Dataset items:
━━━━

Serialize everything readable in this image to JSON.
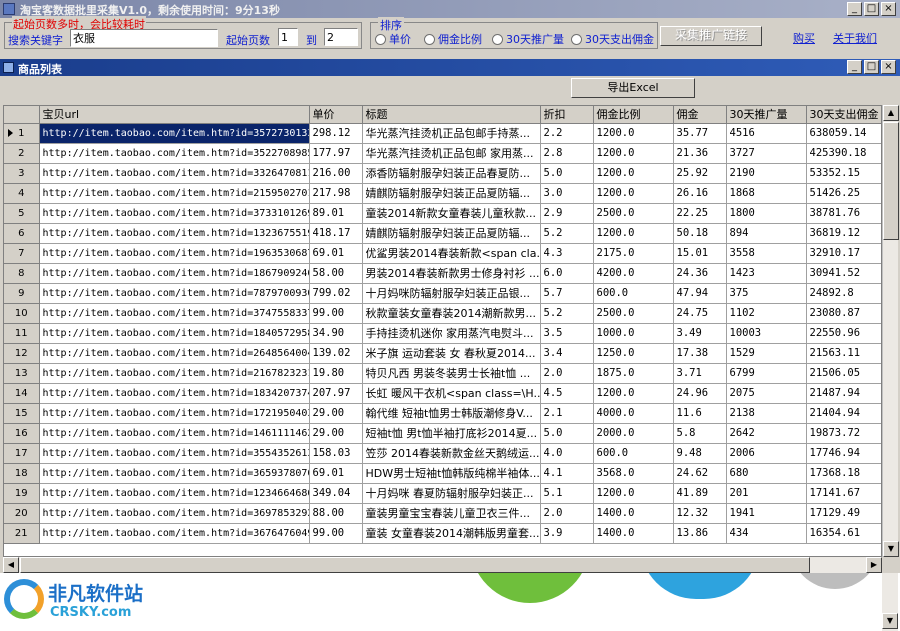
{
  "window": {
    "title": "淘宝客数据批里采集V1.0，剩余使用时间：9分13秒",
    "min": "_",
    "max": "□",
    "close": "×"
  },
  "search": {
    "warning": "起始页数多时，会比较耗时",
    "keyword_label": "搜索关键字",
    "keyword_value": "衣服",
    "start_page_label": "起始页数",
    "start_page_value": "1",
    "to_label": "到",
    "end_page_value": "2"
  },
  "sort": {
    "label": "排序",
    "options": [
      "单价",
      "佣金比例",
      "30天推广量",
      "30天支出佣金"
    ]
  },
  "actions": {
    "collect": "采集推广链接",
    "buy": "购买",
    "about": "关于我们",
    "export": "导出Excel"
  },
  "child": {
    "title": "商品列表",
    "min": "_",
    "max": "□",
    "close": "×"
  },
  "grid": {
    "columns": [
      "宝贝url",
      "单价",
      "标题",
      "折扣",
      "佣金比例",
      "佣金",
      "30天推广量",
      "30天支出佣金"
    ],
    "rows": [
      [
        "1",
        "http://item.taobao.com/item.htm?id=35727301337",
        "298.12",
        "华光蒸汽挂烫机正品包邮手持蒸...",
        "2.2",
        "1200.0",
        "35.77",
        "4516",
        "638059.14"
      ],
      [
        "2",
        "http://item.taobao.com/item.htm?id=35227089852",
        "177.97",
        "华光蒸汽挂烫机正品包邮 家用蒸...",
        "2.8",
        "1200.0",
        "21.36",
        "3727",
        "425390.18"
      ],
      [
        "3",
        "http://item.taobao.com/item.htm?id=3326470811",
        "216.00",
        "添香防辐射服孕妇装正品春夏防...",
        "5.0",
        "1200.0",
        "25.92",
        "2190",
        "53352.15"
      ],
      [
        "4",
        "http://item.taobao.com/item.htm?id=21595027010",
        "217.98",
        "婧麒防辐射服孕妇装正品夏防辐...",
        "3.0",
        "1200.0",
        "26.16",
        "1868",
        "51426.25"
      ],
      [
        "5",
        "http://item.taobao.com/item.htm?id=37331012698",
        "89.01",
        "童装2014新款女童春装儿童秋款...",
        "2.9",
        "2500.0",
        "22.25",
        "1800",
        "38781.76"
      ],
      [
        "6",
        "http://item.taobao.com/item.htm?id=13236755192",
        "418.17",
        "婧麒防辐射服孕妇装正品夏防辐...",
        "5.2",
        "1200.0",
        "50.18",
        "894",
        "36819.12"
      ],
      [
        "7",
        "http://item.taobao.com/item.htm?id=19635306875",
        "69.01",
        "优鲨男装2014春装新款<span cla...",
        "4.3",
        "2175.0",
        "15.01",
        "3558",
        "32910.17"
      ],
      [
        "8",
        "http://item.taobao.com/item.htm?id=18679092469",
        "58.00",
        "男装2014春装新款男士修身衬衫 ...",
        "6.0",
        "4200.0",
        "24.36",
        "1423",
        "30941.52"
      ],
      [
        "9",
        "http://item.taobao.com/item.htm?id=7879700930",
        "799.02",
        "十月妈咪防辐射服孕妇装正品银...",
        "5.7",
        "600.0",
        "47.94",
        "375",
        "24892.8"
      ],
      [
        "10",
        "http://item.taobao.com/item.htm?id=37475583375",
        "99.00",
        "秋款童装女童春装2014潮新款男...",
        "5.2",
        "2500.0",
        "24.75",
        "1102",
        "23080.87"
      ],
      [
        "11",
        "http://item.taobao.com/item.htm?id=18405729588",
        "34.90",
        "手持挂烫机迷你 家用蒸汽电熨斗...",
        "3.5",
        "1000.0",
        "3.49",
        "10003",
        "22550.96"
      ],
      [
        "12",
        "http://item.taobao.com/item.htm?id=26485640046",
        "139.02",
        "米子旗 运动套装 女 春秋夏2014...",
        "3.4",
        "1250.0",
        "17.38",
        "1529",
        "21563.11"
      ],
      [
        "13",
        "http://item.taobao.com/item.htm?id=21678232312",
        "19.80",
        "特贝凡西 男装冬装男士长袖t恤 ...",
        "2.0",
        "1875.0",
        "3.71",
        "6799",
        "21506.05"
      ],
      [
        "14",
        "http://item.taobao.com/item.htm?id=18342073746",
        "207.97",
        "长虹 暖风干衣机<span class=\\H...",
        "4.5",
        "1200.0",
        "24.96",
        "2075",
        "21487.94"
      ],
      [
        "15",
        "http://item.taobao.com/item.htm?id=17219504030",
        "29.00",
        "翰代维 短袖t恤男士韩版潮修身V...",
        "2.1",
        "4000.0",
        "11.6",
        "2138",
        "21404.94"
      ],
      [
        "16",
        "http://item.taobao.com/item.htm?id=14611114626",
        "29.00",
        "短袖t恤 男t恤半袖打底衫2014夏...",
        "5.0",
        "2000.0",
        "5.8",
        "2642",
        "19873.72"
      ],
      [
        "17",
        "http://item.taobao.com/item.htm?id=35543526134",
        "158.03",
        "笠莎 2014春装新款金丝天鹅绒运...",
        "4.0",
        "600.0",
        "9.48",
        "2006",
        "17746.94"
      ],
      [
        "18",
        "http://item.taobao.com/item.htm?id=36593780765",
        "69.01",
        "HDW男士短袖t恤韩版纯棉半袖体...",
        "4.1",
        "3568.0",
        "24.62",
        "680",
        "17368.18"
      ],
      [
        "19",
        "http://item.taobao.com/item.htm?id=12346646868",
        "349.04",
        "十月妈咪 春夏防辐射服孕妇装正...",
        "5.1",
        "1200.0",
        "41.89",
        "201",
        "17141.67"
      ],
      [
        "20",
        "http://item.taobao.com/item.htm?id=36978532923",
        "88.00",
        "童装男童宝宝春装儿童卫衣三件...",
        "2.0",
        "1400.0",
        "12.32",
        "1941",
        "17129.49"
      ],
      [
        "21",
        "http://item.taobao.com/item.htm?id=36764760496",
        "99.00",
        "童装 女童春装2014潮韩版男童套...",
        "3.9",
        "1400.0",
        "13.86",
        "434",
        "16354.61"
      ]
    ]
  },
  "footer": {
    "logo_cn": "非凡软件站",
    "logo_en": "CRSKY.com"
  }
}
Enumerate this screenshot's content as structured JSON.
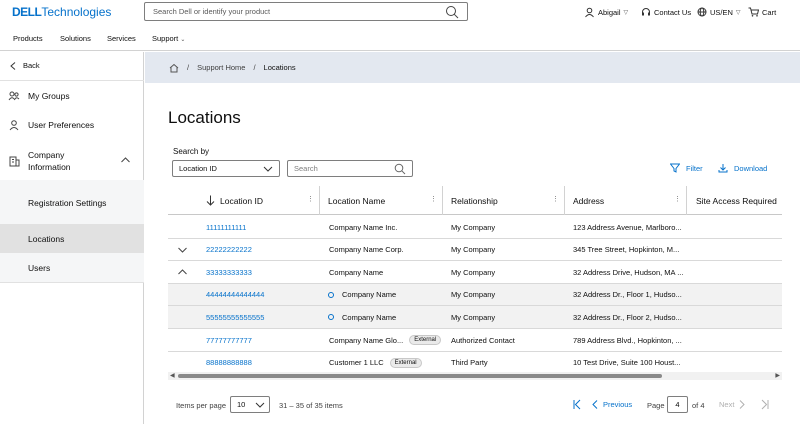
{
  "header": {
    "logo_dell": "DELL",
    "logo_tech": "Technologies",
    "search_placeholder": "Search Dell or identify your product",
    "user": "Abigail",
    "contact": "Contact Us",
    "locale": "US/EN",
    "cart": "Cart"
  },
  "nav": {
    "items": [
      "Products",
      "Solutions",
      "Services",
      "Support"
    ]
  },
  "sidebar": {
    "back": "Back",
    "items": [
      {
        "label": "My Groups",
        "icon": "groups-icon"
      },
      {
        "label": "User Preferences",
        "icon": "user-icon"
      },
      {
        "label": "Company Information",
        "icon": "building-icon"
      }
    ],
    "subitems": [
      "Registration Settings",
      "Locations",
      "Users"
    ],
    "active": "Locations"
  },
  "breadcrumb": {
    "items": [
      "Support Home",
      "Locations"
    ]
  },
  "page": {
    "title": "Locations",
    "search_by_label": "Search by",
    "search_by_value": "Location ID",
    "search_placeholder": "Search",
    "filter_label": "Filter",
    "download_label": "Download"
  },
  "table": {
    "columns": [
      "Location ID",
      "Location Name",
      "Relationship",
      "Address",
      "Site Access Required"
    ],
    "rows": [
      {
        "id": "11111111111",
        "name": "Company Name Inc.",
        "tag": "",
        "relationship": "My Company",
        "address": "123 Address Avenue, Marlboro...",
        "expand": "",
        "sub": false
      },
      {
        "id": "22222222222",
        "name": "Company Name Corp.",
        "tag": "",
        "relationship": "My Company",
        "address": "345 Tree Street, Hopkinton, M...",
        "expand": "down",
        "sub": false
      },
      {
        "id": "33333333333",
        "name": "Company Name",
        "tag": "",
        "relationship": "My Company",
        "address": "32 Address Drive, Hudson, MA ...",
        "expand": "up",
        "sub": false
      },
      {
        "id": "44444444444444",
        "name": "Company Name",
        "tag": "",
        "relationship": "My Company",
        "address": "32 Address Dr., Floor 1, Hudso...",
        "expand": "",
        "sub": true
      },
      {
        "id": "55555555555555",
        "name": "Company Name",
        "tag": "",
        "relationship": "My Company",
        "address": "32 Address Dr., Floor 2, Hudso...",
        "expand": "",
        "sub": true
      },
      {
        "id": "77777777777",
        "name": "Company Name Glo...",
        "tag": "External",
        "relationship": "Authorized Contact",
        "address": "789 Address Blvd., Hopkinton, ...",
        "expand": "",
        "sub": false
      },
      {
        "id": "88888888888",
        "name": "Customer 1 LLC",
        "tag": "External",
        "relationship": "Third Party",
        "address": "10 Test Drive, Suite 100 Houst...",
        "expand": "",
        "sub": false
      }
    ]
  },
  "pagination": {
    "items_per_page_label": "Items per page",
    "items_per_page": "10",
    "range": "31 – 35 of 35 items",
    "previous": "Previous",
    "page_label": "Page",
    "page": "4",
    "of": "of 4",
    "next": "Next"
  },
  "colors": {
    "accent": "#0672cb",
    "crumb_bg": "#e3e8f0",
    "active_bg": "#e1e1e1"
  }
}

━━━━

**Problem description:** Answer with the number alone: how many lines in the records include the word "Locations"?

**Written solution:** 4